The developmental work in the academy will be supported by that of Mario Husillos, the West Ham director of football who also worked with Pellegrini at Malaga. The club are not expected to spend lavishly this summer, but Pellegrini has charged Husillos with identifying lesser-known talents in the same vein as Issa Diop and Fabian Balbuena.
"When you are in the biggest clubs and you are fighting for the best players with a lot of money, maybe the work of a sporting director is not so difficult," he says. "But in a medium-sized club like this, the identification of talented players before they go to big clubs is fundamental. I believe a good sporting director can save a club a lot of money.
"Right now we are really focused on finishing this season strongly, but after that we will see what we need to do. It depends a lot on the options you have, on which players are able to come here and also on whether or not the club sells players. It's more of a job for the summer, of course, but we are always talking about these things with Mario."
I think the team which has the most luck with injuries and is able to keep its full squad fit will be the one that wins the title.
Pellegrini's managerial CV includes a year in charge of Real Madrid as well as his three seasons with Manchester City, but it's the spells at Villarreal, who he led to a second-placed La Liga finish and a Champions League semi-final, and, indeed, at Malaga, where he had a similarly transformative impact, which are most relevant to what he is attempting to achieve at West Ham.
Does he see any similarities between the projects?
"I think every project is different," he says. "Villarreal were a club who brought through a generation of very talented players, which proved to be very successful, whereas at Malaga it was about purchasing top players with a lot of experience like Ruud Van Nistelrooy, Joaquin, Santi Cazorla, Roque Santa Cruz, Javier Saviola and Jeremy Toulalan.
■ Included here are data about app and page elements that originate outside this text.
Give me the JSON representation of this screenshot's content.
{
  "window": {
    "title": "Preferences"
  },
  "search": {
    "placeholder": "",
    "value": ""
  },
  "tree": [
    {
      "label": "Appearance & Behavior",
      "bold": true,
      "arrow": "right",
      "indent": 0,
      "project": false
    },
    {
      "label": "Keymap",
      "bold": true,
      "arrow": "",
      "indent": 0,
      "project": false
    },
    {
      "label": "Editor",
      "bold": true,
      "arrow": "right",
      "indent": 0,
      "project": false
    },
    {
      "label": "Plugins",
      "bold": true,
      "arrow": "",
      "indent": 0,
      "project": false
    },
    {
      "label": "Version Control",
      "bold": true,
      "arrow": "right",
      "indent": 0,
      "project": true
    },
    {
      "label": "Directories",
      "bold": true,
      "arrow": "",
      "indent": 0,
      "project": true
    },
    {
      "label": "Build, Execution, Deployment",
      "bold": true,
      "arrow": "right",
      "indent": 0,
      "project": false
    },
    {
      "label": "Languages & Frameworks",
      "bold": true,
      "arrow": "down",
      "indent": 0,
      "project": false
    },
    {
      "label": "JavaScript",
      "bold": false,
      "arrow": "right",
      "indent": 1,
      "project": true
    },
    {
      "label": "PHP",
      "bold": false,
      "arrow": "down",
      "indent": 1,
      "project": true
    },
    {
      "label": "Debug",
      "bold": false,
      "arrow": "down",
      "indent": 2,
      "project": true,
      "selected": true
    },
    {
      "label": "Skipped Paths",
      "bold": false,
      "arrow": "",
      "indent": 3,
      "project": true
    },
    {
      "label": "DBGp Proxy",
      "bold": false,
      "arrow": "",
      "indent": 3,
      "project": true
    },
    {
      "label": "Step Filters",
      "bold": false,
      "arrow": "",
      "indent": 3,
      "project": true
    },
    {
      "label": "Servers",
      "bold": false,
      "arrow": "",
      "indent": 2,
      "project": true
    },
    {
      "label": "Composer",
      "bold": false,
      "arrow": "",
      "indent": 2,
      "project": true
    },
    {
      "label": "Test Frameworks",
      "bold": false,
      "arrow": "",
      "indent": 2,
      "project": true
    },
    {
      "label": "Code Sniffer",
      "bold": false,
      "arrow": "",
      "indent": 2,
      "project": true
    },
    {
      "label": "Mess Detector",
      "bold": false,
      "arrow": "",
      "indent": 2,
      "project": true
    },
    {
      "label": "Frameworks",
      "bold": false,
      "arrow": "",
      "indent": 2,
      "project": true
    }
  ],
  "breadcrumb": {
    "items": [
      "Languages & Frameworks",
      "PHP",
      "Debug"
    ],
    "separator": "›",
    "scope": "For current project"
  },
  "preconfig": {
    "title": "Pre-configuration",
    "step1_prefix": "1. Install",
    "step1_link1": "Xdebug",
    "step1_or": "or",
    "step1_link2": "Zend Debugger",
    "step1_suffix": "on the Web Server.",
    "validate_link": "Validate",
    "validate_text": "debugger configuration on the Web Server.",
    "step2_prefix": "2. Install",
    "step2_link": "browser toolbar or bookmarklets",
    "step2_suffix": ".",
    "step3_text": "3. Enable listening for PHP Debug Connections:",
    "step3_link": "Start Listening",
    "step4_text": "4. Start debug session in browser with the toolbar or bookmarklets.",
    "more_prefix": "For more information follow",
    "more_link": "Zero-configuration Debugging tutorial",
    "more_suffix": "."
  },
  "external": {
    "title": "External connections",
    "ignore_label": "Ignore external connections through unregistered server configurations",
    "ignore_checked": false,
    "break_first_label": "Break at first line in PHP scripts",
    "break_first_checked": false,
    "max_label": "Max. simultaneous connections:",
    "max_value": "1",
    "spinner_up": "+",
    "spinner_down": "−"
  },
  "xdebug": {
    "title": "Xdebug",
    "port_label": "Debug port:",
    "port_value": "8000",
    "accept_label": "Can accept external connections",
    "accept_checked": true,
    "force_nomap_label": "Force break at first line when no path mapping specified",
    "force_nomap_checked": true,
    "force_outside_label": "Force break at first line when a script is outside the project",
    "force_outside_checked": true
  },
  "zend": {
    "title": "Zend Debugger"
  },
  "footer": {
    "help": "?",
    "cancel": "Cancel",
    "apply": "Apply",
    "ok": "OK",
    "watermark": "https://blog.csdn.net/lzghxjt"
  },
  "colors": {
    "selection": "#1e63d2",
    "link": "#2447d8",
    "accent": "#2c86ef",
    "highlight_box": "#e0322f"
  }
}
"At West Ham, I think it is more of a mixture of youth - which is a very important here - and good players with experience. But our objectives are more realistic in accordance with the league that we are in, which contains very strong teams."
Pellegrini is proud of what he achieved with Villarreal and Malaga, but given the growing disparity between the Premier League's big six and the clubs beneath them, he is under no illusions about just how difficult it would be to take West Ham to the same heights.
"I think the Premier League is still the strongest league in the world," he says, "but maybe one thing that worries me is the economic difference between the bigger clubs and the rest.
"You can see the gap in the number of points with which teams are winning the league now. We saw it with Manchester City last season and now it's the same between them and Liverpool. In the past, reaching 100 points would have been unthinkable. The league has changed in that respect."
It is another factor which adds to the size of the task he faces at West Ham, but Pellegrini is relishing it. He loves living in London - "an extraordinary city - even if I don't have much time to enjoy it" - and it is clear he remains as driven by the job as ever. The long hours of introspection - and there will be more of them - are a small price to pay.